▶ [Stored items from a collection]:
──────

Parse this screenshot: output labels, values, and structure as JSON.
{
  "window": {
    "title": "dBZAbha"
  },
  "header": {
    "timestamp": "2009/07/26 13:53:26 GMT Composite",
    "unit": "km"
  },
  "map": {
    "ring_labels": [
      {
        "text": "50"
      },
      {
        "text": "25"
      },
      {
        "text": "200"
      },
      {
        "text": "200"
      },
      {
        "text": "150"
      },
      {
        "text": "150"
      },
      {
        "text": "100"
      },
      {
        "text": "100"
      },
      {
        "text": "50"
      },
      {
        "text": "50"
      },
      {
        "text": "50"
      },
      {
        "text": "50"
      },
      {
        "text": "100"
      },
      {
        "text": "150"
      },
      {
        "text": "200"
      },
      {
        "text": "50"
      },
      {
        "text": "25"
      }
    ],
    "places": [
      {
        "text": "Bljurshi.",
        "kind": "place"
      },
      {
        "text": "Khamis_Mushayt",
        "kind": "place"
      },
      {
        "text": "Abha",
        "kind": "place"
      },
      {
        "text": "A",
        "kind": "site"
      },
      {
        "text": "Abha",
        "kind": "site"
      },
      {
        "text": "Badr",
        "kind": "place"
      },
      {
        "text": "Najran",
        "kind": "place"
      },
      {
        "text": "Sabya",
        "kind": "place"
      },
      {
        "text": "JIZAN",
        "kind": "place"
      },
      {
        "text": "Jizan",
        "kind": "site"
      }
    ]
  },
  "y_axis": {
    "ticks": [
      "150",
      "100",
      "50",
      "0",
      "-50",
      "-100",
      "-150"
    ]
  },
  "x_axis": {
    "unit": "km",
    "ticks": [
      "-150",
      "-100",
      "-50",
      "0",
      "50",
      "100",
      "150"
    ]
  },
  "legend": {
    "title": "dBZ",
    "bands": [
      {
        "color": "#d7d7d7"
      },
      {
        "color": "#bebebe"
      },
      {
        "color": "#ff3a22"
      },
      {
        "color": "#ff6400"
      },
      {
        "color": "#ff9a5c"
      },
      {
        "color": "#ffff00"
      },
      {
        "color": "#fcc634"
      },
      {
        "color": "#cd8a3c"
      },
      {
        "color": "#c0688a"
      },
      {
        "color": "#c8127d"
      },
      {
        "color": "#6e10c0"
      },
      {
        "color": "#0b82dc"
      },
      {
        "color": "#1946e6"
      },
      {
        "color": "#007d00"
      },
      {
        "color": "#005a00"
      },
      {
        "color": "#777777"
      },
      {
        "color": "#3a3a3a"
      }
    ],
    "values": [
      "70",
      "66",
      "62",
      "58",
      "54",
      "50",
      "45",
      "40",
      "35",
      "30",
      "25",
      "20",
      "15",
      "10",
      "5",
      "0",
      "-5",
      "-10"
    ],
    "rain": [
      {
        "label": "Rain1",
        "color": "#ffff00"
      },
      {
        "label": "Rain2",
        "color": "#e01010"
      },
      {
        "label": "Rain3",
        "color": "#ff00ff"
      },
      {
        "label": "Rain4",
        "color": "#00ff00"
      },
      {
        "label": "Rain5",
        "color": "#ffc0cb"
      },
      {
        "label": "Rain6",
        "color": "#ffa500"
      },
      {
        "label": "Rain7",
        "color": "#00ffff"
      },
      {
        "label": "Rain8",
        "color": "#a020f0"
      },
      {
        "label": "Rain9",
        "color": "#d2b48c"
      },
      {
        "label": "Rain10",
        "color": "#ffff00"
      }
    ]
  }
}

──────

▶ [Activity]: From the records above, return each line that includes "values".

▶ [Written solution]:
Parse this screenshot: output labels, values, and structure as JSON.
    "values": [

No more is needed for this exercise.